Lifland Province

This early-19th century playing card is from a set of 60 such cards, each devoted to a different province or territory of the Russian Empire, which at the time included the Grand Duchy of Finland, Congress Poland, and Russian America. One side of each card shows the local costume and the provincial coat of arms; the other side contains a map. This card depicts Lifland Province, located in the western part of the empire, and bordered by the Gulf of Riga to the west and Lake Chudskoe to the east. Riga, situated on the Dvina River, was the administrative center of the province, and is the capital of present-day Latvia. The card indicates that the distance from Riga to St. Petersburg was 555½ versts, and from Riga to Moscow, 1,065¾ versts. A verst is a Russian measurement of distance, no longer used, equal to 1.0668 kilometers.

Vitebsk Province

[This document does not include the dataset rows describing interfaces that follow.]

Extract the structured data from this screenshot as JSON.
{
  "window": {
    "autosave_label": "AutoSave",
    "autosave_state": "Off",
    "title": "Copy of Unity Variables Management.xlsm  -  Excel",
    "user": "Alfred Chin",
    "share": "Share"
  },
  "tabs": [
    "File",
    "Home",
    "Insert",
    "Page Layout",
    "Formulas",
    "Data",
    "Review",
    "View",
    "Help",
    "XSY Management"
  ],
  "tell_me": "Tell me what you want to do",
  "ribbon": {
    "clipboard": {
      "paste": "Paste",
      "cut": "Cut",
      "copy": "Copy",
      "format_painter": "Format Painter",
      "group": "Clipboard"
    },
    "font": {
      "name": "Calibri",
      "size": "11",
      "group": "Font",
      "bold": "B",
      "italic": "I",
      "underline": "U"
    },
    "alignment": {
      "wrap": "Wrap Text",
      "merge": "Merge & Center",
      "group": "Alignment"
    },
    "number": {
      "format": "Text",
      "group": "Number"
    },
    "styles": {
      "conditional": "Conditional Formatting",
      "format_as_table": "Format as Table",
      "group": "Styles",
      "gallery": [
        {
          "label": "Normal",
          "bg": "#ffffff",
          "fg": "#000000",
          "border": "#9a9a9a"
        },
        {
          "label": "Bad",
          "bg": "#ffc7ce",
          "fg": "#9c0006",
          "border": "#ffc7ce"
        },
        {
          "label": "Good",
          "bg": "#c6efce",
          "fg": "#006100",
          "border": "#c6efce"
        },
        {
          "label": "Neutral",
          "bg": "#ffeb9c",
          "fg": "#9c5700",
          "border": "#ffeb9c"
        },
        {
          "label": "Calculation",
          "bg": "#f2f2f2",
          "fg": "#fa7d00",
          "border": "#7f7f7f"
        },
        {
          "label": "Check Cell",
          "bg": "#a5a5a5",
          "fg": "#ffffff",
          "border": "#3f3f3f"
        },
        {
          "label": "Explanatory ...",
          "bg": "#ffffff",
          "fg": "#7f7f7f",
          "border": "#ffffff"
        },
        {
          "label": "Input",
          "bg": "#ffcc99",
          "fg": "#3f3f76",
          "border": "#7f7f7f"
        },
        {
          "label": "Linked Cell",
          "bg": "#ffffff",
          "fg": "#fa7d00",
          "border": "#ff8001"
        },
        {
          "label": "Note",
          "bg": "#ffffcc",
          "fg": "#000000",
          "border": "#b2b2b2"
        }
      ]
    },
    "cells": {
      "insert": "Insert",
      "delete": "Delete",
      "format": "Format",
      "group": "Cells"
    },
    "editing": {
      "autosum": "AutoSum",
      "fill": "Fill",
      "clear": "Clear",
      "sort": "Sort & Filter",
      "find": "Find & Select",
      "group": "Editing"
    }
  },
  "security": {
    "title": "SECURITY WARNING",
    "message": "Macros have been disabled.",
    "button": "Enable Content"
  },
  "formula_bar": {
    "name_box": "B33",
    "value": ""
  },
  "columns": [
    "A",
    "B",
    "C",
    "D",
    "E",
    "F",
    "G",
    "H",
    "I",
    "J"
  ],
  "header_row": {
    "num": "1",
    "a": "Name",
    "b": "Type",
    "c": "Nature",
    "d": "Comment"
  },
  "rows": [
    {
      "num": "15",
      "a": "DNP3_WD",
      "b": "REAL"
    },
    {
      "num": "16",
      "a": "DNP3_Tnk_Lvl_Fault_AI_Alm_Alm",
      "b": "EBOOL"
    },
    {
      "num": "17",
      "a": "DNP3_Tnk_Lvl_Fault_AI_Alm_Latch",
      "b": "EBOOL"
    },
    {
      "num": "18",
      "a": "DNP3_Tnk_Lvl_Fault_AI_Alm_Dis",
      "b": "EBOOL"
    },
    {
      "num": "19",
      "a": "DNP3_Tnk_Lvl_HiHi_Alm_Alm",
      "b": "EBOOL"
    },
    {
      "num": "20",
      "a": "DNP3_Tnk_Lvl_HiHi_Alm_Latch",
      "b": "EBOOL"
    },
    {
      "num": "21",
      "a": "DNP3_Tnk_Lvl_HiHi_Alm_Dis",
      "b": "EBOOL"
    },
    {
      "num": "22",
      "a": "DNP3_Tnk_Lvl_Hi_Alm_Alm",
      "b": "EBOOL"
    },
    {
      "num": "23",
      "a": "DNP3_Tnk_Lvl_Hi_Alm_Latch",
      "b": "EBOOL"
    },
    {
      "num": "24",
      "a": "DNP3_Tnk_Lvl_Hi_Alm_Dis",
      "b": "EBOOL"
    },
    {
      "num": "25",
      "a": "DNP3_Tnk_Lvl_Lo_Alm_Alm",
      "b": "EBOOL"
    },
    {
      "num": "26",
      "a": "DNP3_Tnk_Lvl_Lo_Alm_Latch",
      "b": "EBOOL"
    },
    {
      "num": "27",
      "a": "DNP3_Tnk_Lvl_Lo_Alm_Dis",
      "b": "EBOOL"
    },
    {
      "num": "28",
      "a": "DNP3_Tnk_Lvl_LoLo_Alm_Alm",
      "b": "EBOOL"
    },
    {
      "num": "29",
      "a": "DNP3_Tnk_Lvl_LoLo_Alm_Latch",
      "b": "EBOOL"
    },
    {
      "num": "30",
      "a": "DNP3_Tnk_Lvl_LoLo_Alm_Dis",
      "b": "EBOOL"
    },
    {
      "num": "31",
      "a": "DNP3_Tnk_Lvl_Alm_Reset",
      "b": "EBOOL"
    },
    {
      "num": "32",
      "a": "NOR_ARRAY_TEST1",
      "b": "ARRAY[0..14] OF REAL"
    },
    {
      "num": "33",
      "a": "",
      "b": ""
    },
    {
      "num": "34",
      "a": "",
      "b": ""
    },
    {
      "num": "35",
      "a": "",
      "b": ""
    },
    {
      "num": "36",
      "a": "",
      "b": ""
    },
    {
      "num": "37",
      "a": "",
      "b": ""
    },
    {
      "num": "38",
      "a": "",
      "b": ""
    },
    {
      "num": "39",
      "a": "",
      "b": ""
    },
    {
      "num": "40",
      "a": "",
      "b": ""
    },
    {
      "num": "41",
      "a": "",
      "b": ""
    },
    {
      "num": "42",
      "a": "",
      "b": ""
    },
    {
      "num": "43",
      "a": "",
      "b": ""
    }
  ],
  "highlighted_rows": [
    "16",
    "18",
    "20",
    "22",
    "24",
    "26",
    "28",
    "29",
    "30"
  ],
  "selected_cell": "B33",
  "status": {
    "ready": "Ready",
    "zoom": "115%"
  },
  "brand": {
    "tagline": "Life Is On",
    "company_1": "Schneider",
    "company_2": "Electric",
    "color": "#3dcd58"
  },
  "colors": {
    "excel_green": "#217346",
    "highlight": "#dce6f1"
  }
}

This early-19th century playing card is from a set of 60 such cards, each devoted to a different province or territory of the Russian Empire, which at the time included the Grand Duchy of Finland, Congress Poland, and Russian America. One side of each card shows the local costume and the provincial coat of arms; the other side contains a map. This card depicts Vitebsk Province, part of present-day Belarus. Russia acquired the territory of Vitebsk Province after the first partition of Poland in 1772. Vitebsk (Vitsyebsk, in Belarusian), the administrative center of the province, is situated on the Dvina (Dzvina, in Belarusian) River. The card indicates that the distance from Vitebsk to St. Petersburg was 625¾ versts, and from Vitebsk to Moscow, 577¾ versts. A verst is a Russian measurement of distance, no longer used, equal to 1.0668 kilometers.

Minsk Province

This early-19th century playing card is from a set of 60 such cards, each devoted to a different province or territory of the Russian Empire, which at the time included the Grand Duchy of Finland, Congress Poland, and Russian America. One side of each card shows the local costume and the provincial coat of arms; the other side contains a map. This card depicts Minsk Province, located in the western part of the empire. In the south, the Pripiat (Prypyats’, in Belarusian) River, a tributary of the Dnieper (Dnyapro, in Belarusian) River, flows eastward across the province. The province was acquired by Russia in 1793, after the second partition of Poland. Minsk was the administrative center of the province, and is the capital of present-day Belarus. The card indicates that the distance from Minsk to St. Petersburg was 909¾ versts, and from Minsk to Moscow, 691¼ versts. A verst is a Russian measurement of distance, no longer used, equal to 1.0668 kilometers.